PROBLEM REQUIREMENTS =
Show all lines below holding the string "that".

DATA EXTRACTS =
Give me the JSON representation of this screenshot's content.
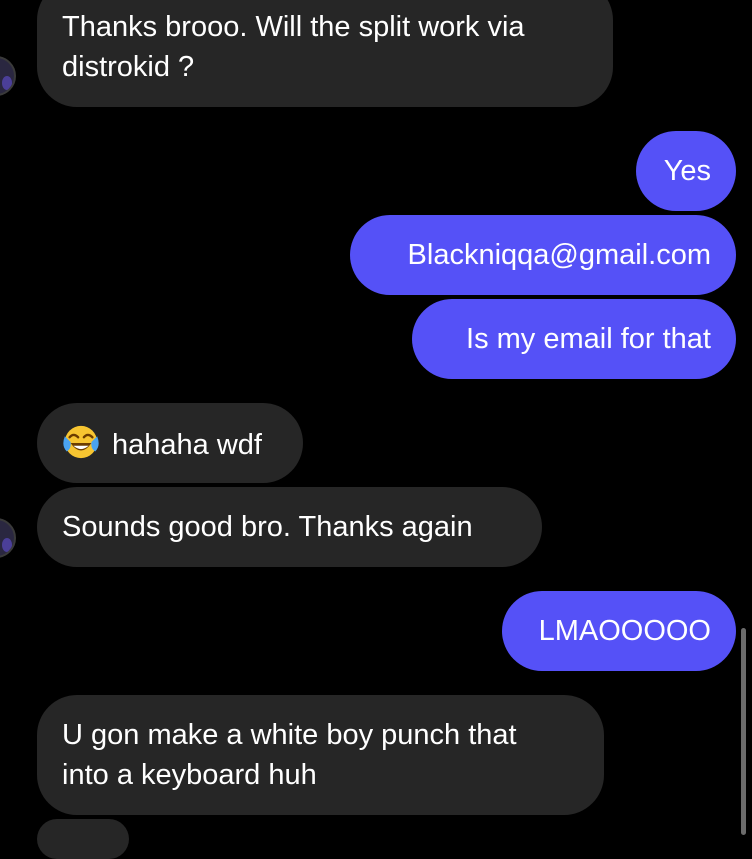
{
  "messages": [
    {
      "id": "m1",
      "sender": "them",
      "lines": [
        "Thanks brooo. Will the split work via",
        "distrokid ?"
      ]
    },
    {
      "id": "m2",
      "sender": "me",
      "lines": [
        "Yes"
      ]
    },
    {
      "id": "m3",
      "sender": "me",
      "lines": [
        "Blackniqqa@gmail.com"
      ]
    },
    {
      "id": "m4",
      "sender": "me",
      "lines": [
        "Is my email for that"
      ]
    },
    {
      "id": "m5",
      "sender": "them",
      "emoji": "face-with-tears-of-joy",
      "lines": [
        "hahaha wdf"
      ]
    },
    {
      "id": "m6",
      "sender": "them",
      "lines": [
        "Sounds good bro. Thanks again"
      ]
    },
    {
      "id": "m7",
      "sender": "me",
      "lines": [
        "LMAOOOOO"
      ]
    },
    {
      "id": "m8",
      "sender": "them",
      "lines": [
        "U gon make a white boy punch that",
        "into a keyboard huh"
      ]
    }
  ],
  "colors": {
    "background": "#000000",
    "incoming_bubble": "#262626",
    "outgoing_bubble": "#5551f7",
    "text": "#ffffff"
  }
}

REPLY TO THE EXERCISE =
        "Is my email for that"
        "U gon make a white boy punch that",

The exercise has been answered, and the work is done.